Summary of Changes:
- Replace underlying FFT library by kissfft. It allows non power of 2 FFTs - #533
- Fixed bug in
get_psd_welchin C++ binding
- Add oxygen level calculations from PPG data - #534
- Add railed calculations like in OpenBCI GUI - #535
- Add peak detection calculations using z score algorithm - #539
Oxygen level calculations
get_oxygen_level method to calculate SpO2 from PPG data.
It has three optional parameters to calibrate percentage per device. We provided some defaults for them but do not ensure that it will work for all possible cases good enough, you are expected to tune them. More info about tuning can be found here.
Also, Muse S board has slightly different PPG sensor, implemented algorithm will work with it but you will need to calibrate it for sure.
Example for Muse 2:
import time from brainflow.board_shim import BoardShim, BrainFlowInputParams, BoardIds, BrainFlowPresets from brainflow.data_filter import DataFilter def main(): BoardShim.enable_dev_board_logger() DataFilter.enable_dev_data_logger() params = BrainFlowInputParams() board = BoardShim(BoardIds.MUSE_2_BOARD, params) board.prepare_session() board.config_board('p50') board.start_stream() time.sleep(10) data = board.get_board_data(preset=BrainFlowPresets.ANCILLARY_PRESET) board.stop_stream() board.release_session() print(data) ppg_channels = BoardShim.get_ppg_channels(BoardIds.MUSE_2_BOARD, BrainFlowPresets.ANCILLARY_PRESET) sampling_rate = BoardShim.get_sampling_rate(BoardIds.MUSE_2_BOARD, BrainFlowPresets.ANCILLARY_PRESET) ppg_ir = data[ppg_channels] ppg_red = data[ppg_channels] oxygen_level = DataFilter.get_oxygen_level(ppg_ir, ppg_red, sampling_rate) print(oxygen_level) if __name__ == "__main__": main()

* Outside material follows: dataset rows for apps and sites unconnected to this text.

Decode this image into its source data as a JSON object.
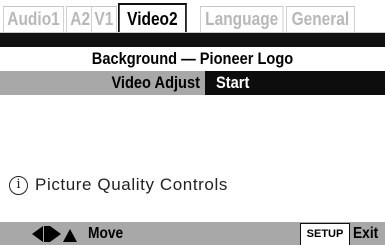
{
  "tabs": [
    {
      "label": "Audio1",
      "active": false
    },
    {
      "label": "A2",
      "active": false
    },
    {
      "label": "V1",
      "active": false
    },
    {
      "label": "Video2",
      "active": true
    },
    {
      "label": "Language",
      "active": false
    },
    {
      "label": "General",
      "active": false
    }
  ],
  "menu": {
    "background_row": "Background — Pioneer Logo",
    "video_adjust": {
      "label": "Video Adjust",
      "value": "Start"
    }
  },
  "info": {
    "icon": "info-icon",
    "glyph": "i",
    "text": "Picture Quality Controls"
  },
  "footer": {
    "navigation_icons": [
      "arrow-left-icon",
      "arrow-right-icon",
      "arrow-up-icon"
    ],
    "move_label": "Move",
    "setup_label": "SETUP",
    "exit_label": "Exit"
  },
  "colors": {
    "highlight_row": "#a8a8a8",
    "selected_value_bg": "#0d0d0d",
    "inactive_tab_text": "#b8b8b8"
  }
}
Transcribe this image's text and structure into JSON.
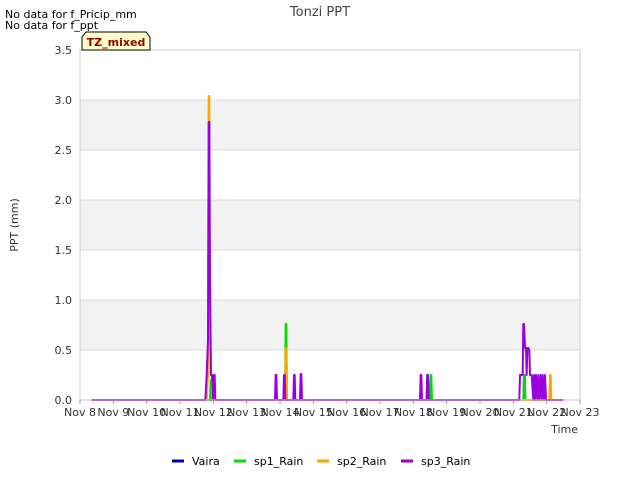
{
  "notes": [
    "No data for f_Pricip_mm",
    "No data for f_ppt"
  ],
  "badge": {
    "label": "TZ_mixed"
  },
  "chart_data": {
    "type": "line",
    "title": "Tonzi PPT",
    "xlabel": "Time",
    "ylabel": "PPT (mm)",
    "xlim": [
      8,
      23
    ],
    "ylim": [
      0,
      3.5
    ],
    "x_ticks": [
      8,
      9,
      10,
      11,
      12,
      13,
      14,
      15,
      16,
      17,
      18,
      19,
      20,
      21,
      22,
      23
    ],
    "x_tick_labels": [
      "Nov 8",
      "Nov 9",
      "Nov 10",
      "Nov 11",
      "Nov 12",
      "Nov 13",
      "Nov 14",
      "Nov 15",
      "Nov 16",
      "Nov 17",
      "Nov 18",
      "Nov 19",
      "Nov 20",
      "Nov 21",
      "Nov 22",
      "Nov 23"
    ],
    "y_ticks": [
      0.0,
      0.5,
      1.0,
      1.5,
      2.0,
      2.5,
      3.0,
      3.5
    ],
    "y_tick_labels": [
      "0.0",
      "0.5",
      "1.0",
      "1.5",
      "2.0",
      "2.5",
      "3.0",
      "3.5"
    ],
    "legend_position": "bottom",
    "grid": true,
    "series": [
      {
        "name": "Vaira",
        "color": "#0000bb",
        "x": [
          8.35,
          18.4,
          18.42,
          18.44,
          18.46,
          21.3,
          21.32,
          21.34,
          21.36,
          22.5
        ],
        "y": [
          0,
          0,
          0.25,
          0.25,
          0,
          0,
          0.25,
          0.25,
          0,
          0
        ]
      },
      {
        "name": "sp1_Rain",
        "color": "#00dd00",
        "x": [
          8.35,
          11.9,
          11.92,
          11.94,
          11.96,
          14.15,
          14.17,
          14.19,
          14.21,
          18.5,
          18.52,
          18.54,
          18.56,
          21.3,
          21.32,
          21.34,
          21.36,
          22.5
        ],
        "y": [
          0,
          0,
          0.2,
          0.2,
          0,
          0,
          0.76,
          0.76,
          0,
          0,
          0.25,
          0.25,
          0,
          0,
          0.25,
          0.25,
          0,
          0
        ]
      },
      {
        "name": "sp2_Rain",
        "color": "#ffa500",
        "x": [
          8.35,
          11.8,
          11.84,
          11.86,
          11.88,
          11.9,
          11.92,
          11.95,
          11.98,
          14.15,
          14.17,
          14.19,
          14.21,
          22.08,
          22.1,
          22.12,
          22.14,
          22.5
        ],
        "y": [
          0,
          0,
          0.25,
          3.04,
          3.04,
          0.5,
          0.25,
          0.25,
          0,
          0,
          0.52,
          0.52,
          0,
          0,
          0.25,
          0.25,
          0,
          0
        ]
      },
      {
        "name": "sp3_Rain",
        "color": "#9900dd",
        "x": [
          8.35,
          11.76,
          11.8,
          11.84,
          11.86,
          11.88,
          11.9,
          11.93,
          11.96,
          12.0,
          12.02,
          12.04,
          12.06,
          13.85,
          13.87,
          13.89,
          13.91,
          14.1,
          14.12,
          14.14,
          14.16,
          14.4,
          14.42,
          14.44,
          14.46,
          14.6,
          14.62,
          14.64,
          14.66,
          18.2,
          18.22,
          18.24,
          18.26,
          18.4,
          18.42,
          18.44,
          18.46,
          21.18,
          21.2,
          21.22,
          21.25,
          21.28,
          21.3,
          21.32,
          21.35,
          21.38,
          21.4,
          21.42,
          21.45,
          21.48,
          21.5,
          21.55,
          21.6,
          21.62,
          21.65,
          21.68,
          21.72,
          21.75,
          21.78,
          21.82,
          21.85,
          21.88,
          21.92,
          21.95,
          21.98,
          22.02,
          22.05,
          22.5
        ],
        "y": [
          0,
          0,
          0.25,
          0.6,
          2.78,
          2.78,
          1.2,
          0.25,
          0.25,
          0,
          0.25,
          0.25,
          0,
          0,
          0.25,
          0.25,
          0,
          0,
          0.25,
          0.25,
          0,
          0,
          0.25,
          0.25,
          0,
          0,
          0.26,
          0.26,
          0,
          0,
          0.25,
          0.25,
          0,
          0,
          0.25,
          0.25,
          0,
          0,
          0.25,
          0.25,
          0.25,
          0.25,
          0.76,
          0.76,
          0.52,
          0.52,
          0.25,
          0.52,
          0.52,
          0.5,
          0.25,
          0.25,
          0,
          0.25,
          0,
          0.25,
          0,
          0.25,
          0,
          0.25,
          0,
          0.25,
          0,
          0.25,
          0,
          0,
          0,
          0
        ]
      }
    ]
  }
}
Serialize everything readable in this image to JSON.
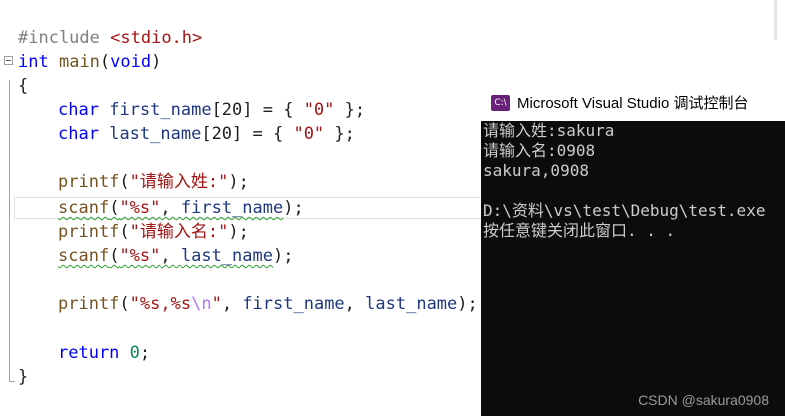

get_railed_percentage method. It does exactly the same as OpenBCI GUI to print messages in timeseries widget.
In this release we implemented z score peak detection algorithm.
It can be used for all types of biosignals as is or in combination with wavelet analysis. We also added a method to restore data from a single wavelet detailed coefficient.
There are three options you can tune:
- lag: the lag parameter determines how much your data will be smoothed and how adaptive the algorithm is to changes in the long-term average of the data. The more stationary your data is, the more lags you should include.
- influence: this parameter determines the influence of signals on the algorithm’s detection threshold. If put at 0, signals have no influence on the threshold, such that future signals are detected based on a threshold that is calculated with a mean and standard deviation that is not influenced by past signals.
- threshold: the threshold parameter is the number of standard deviations from the moving mean above which the algorithm will classify a new datapoint as being a signal. For example, if a new datapoint is 4.0 standard deviations above the moving mean and the threshold parameter is set as 3.5, the algorithm will identify the datapoint as a signal.